Columbia University gave him his first computer when he turned 80. He asked me for advice on the use of Word Perfect 5.1 (a version of word processing software he saw no reason to improve upon). A few weeks later when he mentioned, over his evening martini, that he had written a few macros it became obvious that my usefulness was rapidly melting away. He systematically explored every byway in every drop down menu and read the entire operating manual until he was familiar with every feature of the software and all twelve function keys. Years later, when it became no longer practical for him to use his DOS based computer he reluctantly upgraded to a Windows machine. Initially he had difficulty associating the movements of the plastic rodent with that of the cursor, but in short order he became skilled. He never forgot the conveniences he had previously enjoyed, however; pinned to the bookshelf, next to his computer today, is a neatly written list of keyboard commands from his DOS days. I should have tried one, it might have activated some Old Testament macro for organizing clerihews, of which he had a huge collection.

When he returned a computer I had lent him some years previously I found that he had left on it half a dozen versions of the introductory pages of From Dawn to Decadence, his cultural history of the last 500 years, each one rewritten in an entirely new way. He was not lazy about what he once described as the hardest labor of all: pushing a pencil across paper.

Still at work in his 90s he complained to a longtime friend, Arthur Krystal, that his memory was going. Ever sensitive, Arthur said “Well let’s see. When was Napoleon born? - ‘August 15, 1769’ Ok, when did Beethoven die? - ‘March 26, 1827’”. Arthur said “I fail to see the problem.
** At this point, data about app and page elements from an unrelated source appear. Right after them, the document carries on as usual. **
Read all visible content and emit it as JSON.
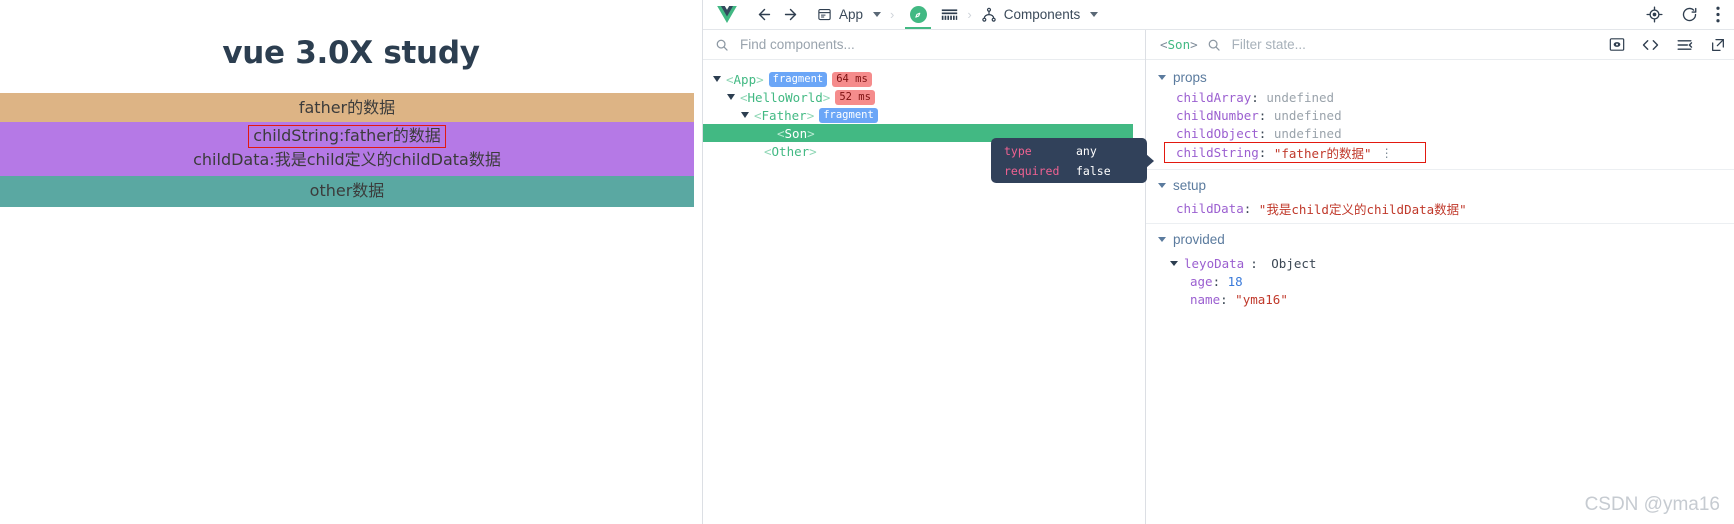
{
  "app_preview": {
    "title": "vue 3.0X study",
    "bands": [
      {
        "name": "father",
        "text": "father的数据",
        "color": "#ddb485"
      },
      {
        "name": "child-string",
        "text": "childString:father的数据",
        "color": "#b579e6",
        "highlighted": true
      },
      {
        "name": "child-data",
        "text": "childData:我是child定义的childData数据",
        "color": "#b579e6"
      },
      {
        "name": "other",
        "text": "other数据",
        "color": "#5aa8a2"
      }
    ]
  },
  "devtools": {
    "toolbar": {
      "logo": "vue-logo",
      "back_icon": "arrow-left-icon",
      "forward_icon": "arrow-right-icon",
      "app_label": "App",
      "app_icon": "window-icon",
      "app_caret": "chevron-down-icon",
      "separator": "›",
      "compass_icon": "compass-icon",
      "timeline_icon": "timeline-icon",
      "components_label": "Components",
      "components_icon": "component-tree-icon",
      "components_caret": "chevron-down-icon",
      "inspect_icon": "target-icon",
      "refresh_icon": "refresh-icon",
      "more_icon": "more-vertical-icon"
    },
    "tree_pane": {
      "search": {
        "value": "",
        "placeholder": "Find components...",
        "icon": "search-icon"
      },
      "nodes": [
        {
          "name": "<App>",
          "open_tag": "<",
          "label": "App",
          "close_tag": ">",
          "depth": 0,
          "expandable": true,
          "badges": [
            {
              "text": "fragment",
              "type": "fragment"
            },
            {
              "text": "64 ms",
              "type": "time"
            }
          ],
          "selected": false
        },
        {
          "name": "<HelloWorld>",
          "open_tag": "<",
          "label": "HelloWorld",
          "close_tag": ">",
          "depth": 1,
          "expandable": true,
          "badges": [
            {
              "text": "52 ms",
              "type": "time"
            }
          ],
          "selected": false
        },
        {
          "name": "<Father>",
          "open_tag": "<",
          "label": "Father",
          "close_tag": ">",
          "depth": 2,
          "expandable": true,
          "badges": [
            {
              "text": "fragment",
              "type": "fragment"
            }
          ],
          "selected": false
        },
        {
          "name": "<Son>",
          "open_tag": "<",
          "label": "Son",
          "close_tag": ">",
          "depth": 3,
          "expandable": false,
          "badges": [],
          "selected": true
        },
        {
          "name": "<Other>",
          "open_tag": "<",
          "label": "Other",
          "close_tag": ">",
          "depth": 2,
          "expandable": false,
          "badges": [],
          "selected": false
        }
      ]
    },
    "state_pane": {
      "selected_component": "Son",
      "selected_component_open": "<",
      "selected_component_close": ">",
      "filter": {
        "value": "",
        "placeholder": "Filter state...",
        "icon": "search-icon"
      },
      "icons": [
        "screenshot-icon",
        "code-icon",
        "collapse-icon",
        "open-external-icon"
      ],
      "groups": [
        {
          "title": "props",
          "rows": [
            {
              "key": "childArray",
              "value": "undefined",
              "value_type": "undefined",
              "highlighted": false
            },
            {
              "key": "childNumber",
              "value": "undefined",
              "value_type": "undefined",
              "highlighted": false
            },
            {
              "key": "childObject",
              "value": "undefined",
              "value_type": "undefined",
              "highlighted": false
            },
            {
              "key": "childString",
              "value": "\"father的数据\"",
              "value_type": "string",
              "highlighted": true,
              "menu_icon": "more-vertical-icon"
            }
          ]
        },
        {
          "title": "setup",
          "rows": [
            {
              "key": "childData",
              "value": "\"我是child定义的childData数据\"",
              "value_type": "string",
              "highlighted": false
            }
          ]
        },
        {
          "title": "provided",
          "rows": [
            {
              "key": "leyoData",
              "value": "Object",
              "value_type": "object",
              "expandable": true,
              "highlighted": false
            },
            {
              "key": "age",
              "value": "18",
              "value_type": "number",
              "indent": true,
              "highlighted": false
            },
            {
              "key": "name",
              "value": "\"yma16\"",
              "value_type": "string",
              "indent": true,
              "highlighted": false
            }
          ]
        }
      ]
    },
    "tooltip": {
      "rows": [
        {
          "key": "type",
          "value": "any"
        },
        {
          "key": "required",
          "value": "false"
        }
      ]
    }
  },
  "watermark": "CSDN @yma16"
}
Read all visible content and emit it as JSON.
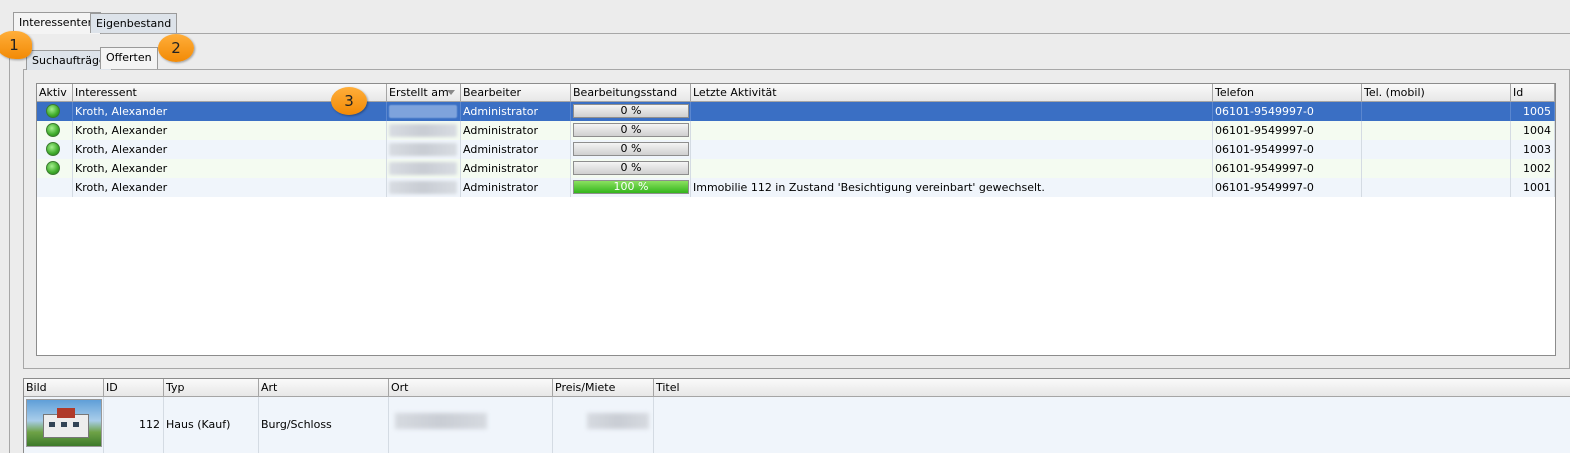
{
  "outer_tabs": [
    "Interessenten",
    "Eigenbestand"
  ],
  "inner_tabs": [
    "Suchaufträge",
    "Offerten"
  ],
  "badges": [
    "1",
    "2",
    "3"
  ],
  "offers_table": {
    "columns": [
      "Aktiv",
      "Interessent",
      "Erstellt am",
      "Bearbeiter",
      "Bearbeitungsstand",
      "Letzte Aktivität",
      "Telefon",
      "Tel. (mobil)",
      "Id"
    ],
    "rows": [
      {
        "active": true,
        "interessent": "Kroth, Alexander",
        "bearbeiter": "Administrator",
        "stand": "0 %",
        "progress": 0,
        "aktivitaet": "",
        "telefon": "06101-9549997-0",
        "mobil": "",
        "id": "1005",
        "selected": true
      },
      {
        "active": true,
        "interessent": "Kroth, Alexander",
        "bearbeiter": "Administrator",
        "stand": "0 %",
        "progress": 0,
        "aktivitaet": "",
        "telefon": "06101-9549997-0",
        "mobil": "",
        "id": "1004",
        "selected": false
      },
      {
        "active": true,
        "interessent": "Kroth, Alexander",
        "bearbeiter": "Administrator",
        "stand": "0 %",
        "progress": 0,
        "aktivitaet": "",
        "telefon": "06101-9549997-0",
        "mobil": "",
        "id": "1003",
        "selected": false
      },
      {
        "active": true,
        "interessent": "Kroth, Alexander",
        "bearbeiter": "Administrator",
        "stand": "0 %",
        "progress": 0,
        "aktivitaet": "",
        "telefon": "06101-9549997-0",
        "mobil": "",
        "id": "1002",
        "selected": false
      },
      {
        "active": false,
        "interessent": "Kroth, Alexander",
        "bearbeiter": "Administrator",
        "stand": "100 %",
        "progress": 100,
        "aktivitaet": "Immobilie 112 in Zustand 'Besichtigung vereinbart' gewechselt.",
        "telefon": "06101-9549997-0",
        "mobil": "",
        "id": "1001",
        "selected": false
      }
    ]
  },
  "property_table": {
    "columns": [
      "Bild",
      "ID",
      "Typ",
      "Art",
      "Ort",
      "Preis/Miete",
      "Titel"
    ],
    "rows": [
      {
        "id": "112",
        "typ": "Haus (Kauf)",
        "art": "Burg/Schloss",
        "ort": "",
        "preis": "",
        "titel": ""
      }
    ]
  },
  "colors": {
    "selection": "#3a6fc4",
    "active_dot": "#3eab2a",
    "badge": "#f28a05"
  }
}
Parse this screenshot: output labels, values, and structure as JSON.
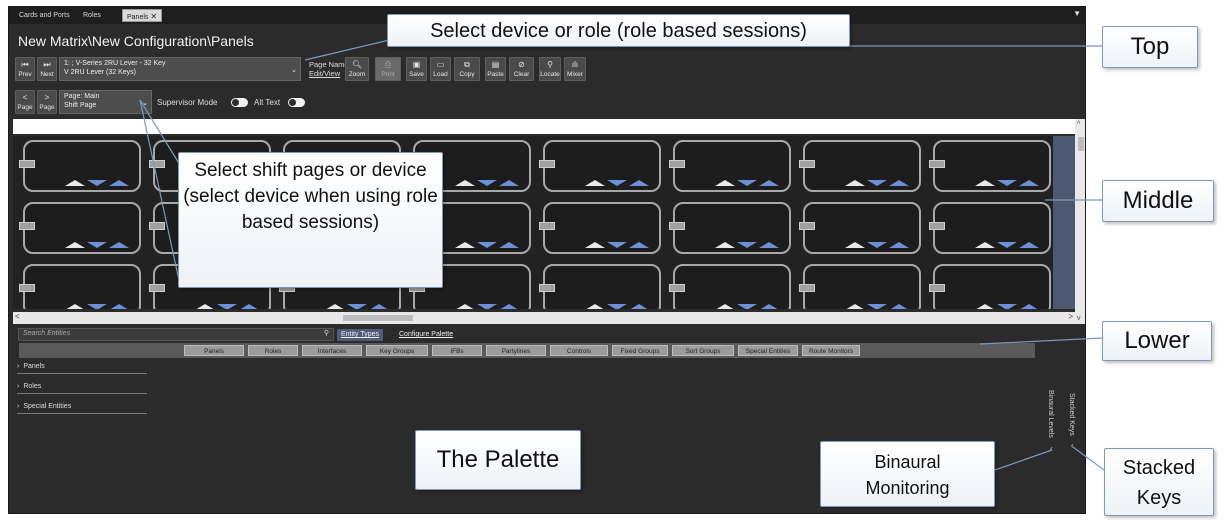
{
  "tabs": [
    {
      "label": "Cards and Ports"
    },
    {
      "label": "Roles"
    },
    {
      "label": "Panels",
      "close": "✕"
    }
  ],
  "tab_menu": "▼",
  "title": "New Matrix\\New Configuration\\Panels",
  "toolbar": {
    "prev": {
      "icon": "⏮",
      "label": "Prev"
    },
    "next": {
      "icon": "⏭",
      "label": "Next"
    },
    "device_select": {
      "line1": "1: ; V-Series 2RU Lever - 32 Key",
      "line2": "V 2RU Lever (32 Keys)"
    },
    "page_names": {
      "line1": "Page Names",
      "line2": "Edit/View"
    },
    "zoom": "Zoom",
    "print": "Print",
    "save": "Save",
    "load": "Load",
    "copy": "Copy",
    "paste": "Paste",
    "clear": "Clear",
    "locate": "Locate",
    "mixer": "Mixer"
  },
  "row2": {
    "page_prev": {
      "icon": "<",
      "label": "Page"
    },
    "page_next": {
      "icon": ">",
      "label": "Page"
    },
    "shift_select": {
      "line1": "Page: Main",
      "line2": "Shift Page"
    },
    "supervisor": "Supervisor Mode",
    "alt_text": "Alt Text"
  },
  "lower": {
    "search_placeholder": "Search Entities",
    "entity_types": "Entity Types",
    "configure_palette": "Configure Palette",
    "filters": [
      "Panels",
      "Roles",
      "Interfaces",
      "Key Groups",
      "IFBs",
      "Partylines",
      "Controls",
      "Fixed Groups",
      "Sort Groups",
      "Special Entities",
      "Route Monitors"
    ],
    "tree": [
      "Panels",
      "Roles",
      "Special Entities"
    ],
    "binaural_levels": "Binaural Levels",
    "stacked_keys": "Stacked Keys"
  },
  "callouts": {
    "select_device": "Select device or role (role based sessions)",
    "shift_pages": "Select shift pages or device (select device when using role based sessions)",
    "top": "Top",
    "middle": "Middle",
    "lower": "Lower",
    "palette": "The Palette",
    "binaural": "Binaural Monitoring",
    "stacked": "Stacked Keys"
  },
  "colors": {
    "panel_blue": "#6d8fd6",
    "active_tab": "#4f5b77"
  }
}
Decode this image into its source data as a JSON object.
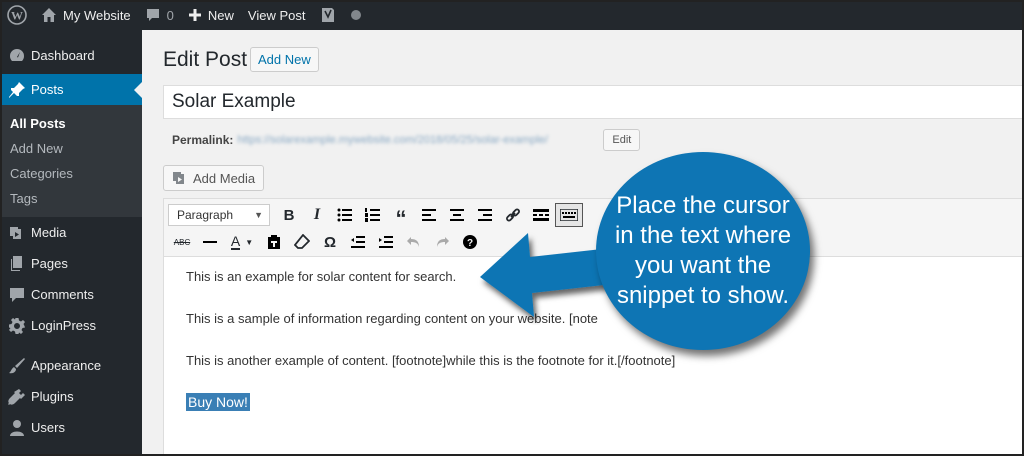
{
  "adminbar": {
    "site_name": "My Website",
    "comments_count": "0",
    "new_label": "New",
    "view_post_label": "View Post"
  },
  "sidebar": {
    "items": [
      {
        "label": "Dashboard",
        "icon": "dashboard-icon"
      },
      {
        "label": "Posts",
        "icon": "pin-icon",
        "current": true
      },
      {
        "label": "Media",
        "icon": "media-icon"
      },
      {
        "label": "Pages",
        "icon": "pages-icon"
      },
      {
        "label": "Comments",
        "icon": "comment-icon"
      },
      {
        "label": "LoginPress",
        "icon": "gear-icon"
      },
      {
        "label": "Appearance",
        "icon": "brush-icon"
      },
      {
        "label": "Plugins",
        "icon": "plugin-icon"
      },
      {
        "label": "Users",
        "icon": "user-icon"
      }
    ],
    "submenu": [
      "All Posts",
      "Add New",
      "Categories",
      "Tags"
    ]
  },
  "main": {
    "page_title": "Edit Post",
    "add_new_label": "Add New",
    "post_title": "Solar Example",
    "permalink_label": "Permalink:",
    "permalink_url": "https://solarexample.mywebsite.com/2018/05/25/solar-example/",
    "permalink_edit": "Edit",
    "add_media_label": "Add Media"
  },
  "editor": {
    "format": "Paragraph",
    "paragraphs": [
      "This is an example for solar content for search.",
      "This is a sample of information regarding content on your website. [note",
      "This is another example of content. [footnote]while this is the footnote for it.[/footnote]"
    ],
    "button_text": "Buy Now!"
  },
  "callout": {
    "text": "Place the cursor in the text where you want the snippet to show.",
    "color": "#0e75b4"
  },
  "colors": {
    "adminbar_bg": "#23282d",
    "accent": "#0073aa"
  }
}
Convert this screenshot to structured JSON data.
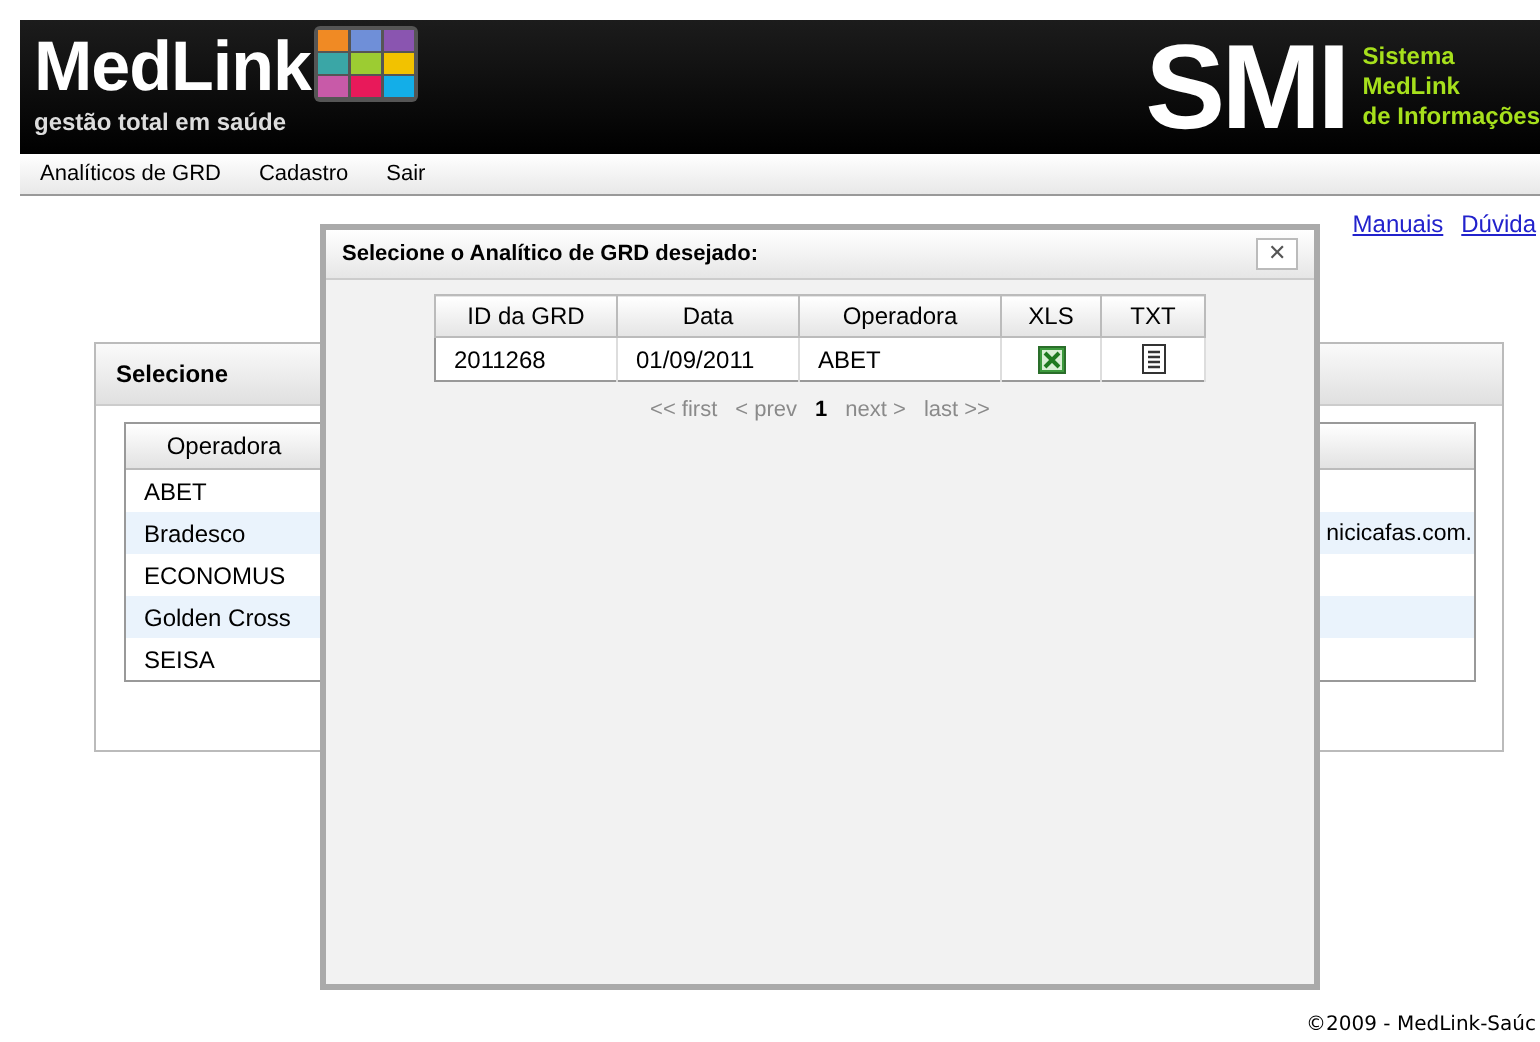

Look here, anything you have forgotten no one else ever knew.”

I witnessed little decline in his ability to retrieve information or make connections, right to the very end.

Gavin Parfit lives in New York City with his wife Isabel Barzun.

The Jacques Barzun Centennial